We arrive early on Sunday, February 14, 2010, to perform a one-hour show for the annual meeting of the Stevens County Historical Society at their new Museum in Morris, MN.  After we locate the new Stevens County Museum, we decide we have time for a little trip down memory lane to view the place where we farmed for 5 years during my first teaching job.  As we head northwest out of Morris, Nancy says, "The sun may be shining, but in the open spaces this wind creates a ground blizzard, and we may not be able to see the farm, let alone take a picture."
 We turn west off the highway onto a gravel road and I say, "I'm wishing we had just stayed in town where there is no blowing snow. People living in Morris will come to the meeting, but I'll bet this weather will keep people in their houses if they live in the country."

We approach the farm and for a moment our trip is worth the risk. The wind is quiet south of the tall wind break.
"Look at how the trees we planted have grown!" Nancy remarks.
"You could see over the tops of the tiny trees from the road to the house when we sold it in 1978," I add.

As we head west we take another parting shot at the farmstead where we once worked raising cattle, hogs and grain.

Then we turn south toward Alberta, the town where I taught high school English from 1973-1978. The ground blizzard is worse. "Let's not go the extra 12 miles round trip to Chokio," I suggest. "Let's just get back to Morris as soon as possible."

The wind blows only lightly in Alberta so we take a  picture of the old school, which is no longer used as a high school, and the town hall, where I directed several of the high school plays.

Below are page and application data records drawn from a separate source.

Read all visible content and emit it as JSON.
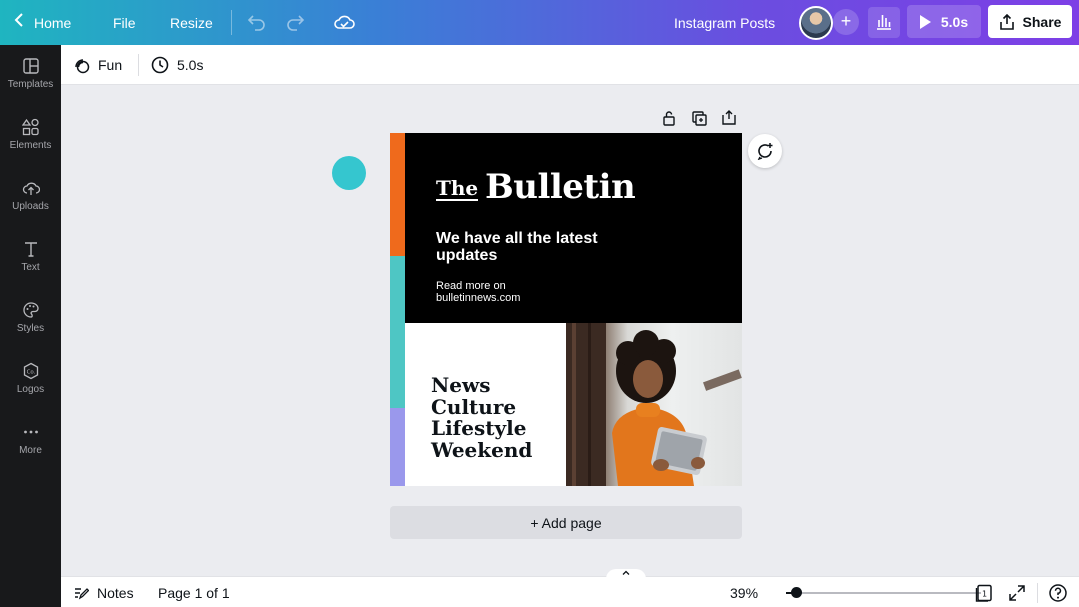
{
  "topbar": {
    "home_label": "Home",
    "file_label": "File",
    "resize_label": "Resize",
    "title": "Instagram Posts",
    "play_label": "5.0s",
    "share_label": "Share",
    "icons": {
      "back": "chevron-left-icon",
      "undo": "undo-icon",
      "redo": "redo-icon",
      "save": "cloud-check-icon",
      "add": "plus-icon",
      "analytics": "bar-chart-icon",
      "play": "play-icon",
      "share": "share-icon"
    }
  },
  "sidebar": {
    "items": [
      {
        "label": "Templates",
        "icon": "templates-icon"
      },
      {
        "label": "Elements",
        "icon": "elements-icon"
      },
      {
        "label": "Uploads",
        "icon": "upload-cloud-icon"
      },
      {
        "label": "Text",
        "icon": "text-icon"
      },
      {
        "label": "Styles",
        "icon": "palette-icon"
      },
      {
        "label": "Logos",
        "icon": "logo-icon"
      },
      {
        "label": "More",
        "icon": "more-icon"
      }
    ]
  },
  "subbar": {
    "animation_label": "Fun",
    "duration_label": "5.0s"
  },
  "design": {
    "the": "The",
    "brand": "Bulletin",
    "headline_line1": "We have all the latest",
    "headline_line2": "updates",
    "read_line1": "Read more on",
    "read_line2": "bulletinnews.com",
    "topics": [
      "News",
      "Culture",
      "Lifestyle",
      "Weekend"
    ],
    "colors": {
      "orange": "#ef6a1c",
      "teal": "#4ec6c4",
      "lavender": "#9a98ec",
      "black": "#000000"
    }
  },
  "canvas": {
    "add_page_label": "+ Add page"
  },
  "bottombar": {
    "notes_label": "Notes",
    "page_label": "Page 1 of 1",
    "zoom_label": "39%",
    "zoom_level": 0.05
  }
}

Since the high school drama organization was the exclusive occupant of the town hall, we were free to change the stage and seating to suit the play. I very much enjoyed directing and assisting with plays at the facility, and the kids, of course, were great.

We unload at the new museum, which has an elevator to the second floor. We set up our equipment to the wonderful odor of roast beef, potatoes, and carrots cooking in a crock pot. Randee Hokanson, the Museum's  Director and Exhibit Designer who organized the event, invites us to feast with them before the show. After inhaling those great cooking smells for half an hour, Nancy and I agree immediately.

The new addition to the museum blends perfectly with the old charm of the original museum while providing a beautiful modern space with all the appropriate conveniences. Before dinner, we explore the museum's exhibits that cover a wide range of tools and clothing used by the hard-working men and women of the prairie farm country.

The dinner is a sit-down affair with a nice table cloth, but the members, treat us  like a couple of their own and Nancy and I enjoy the food and conversation as we witness a good deal of good-natured kidding among the members.
I soon discover members include college professors from  the U of M in Morris, agriculture college graduates, and farmers and merchants from the area. I decide it is a pretty distinguished audience and vow to do my best to entertain them.
As you can see, though, they are a kindly audience, who treat me with great warmth despite the nasty cold outside.
As people finish eating the annual meeting begins, which lasts about half an hour. Then they introduce me.

I show pictures of the past during my introduction and prologue; I show illustrations from my books as I recite my stories; and I answer a few questions after the show.

The weather tries to hurry our departure, but we gladly stay to chat with people, sell a few books, and snap a few pictures of people who worked hard to organize the event.

After swapping stories about the present and past, we reluctantly pack up and prepare to leave. Everyone wishes us a safe trip home as we say goodbye.
As we drive east towards hilly country, the wind blows less snow. We enjoy a safe trip home. Round-trip distance: 383 miles.

Photographs by Nancy A. Fredrickson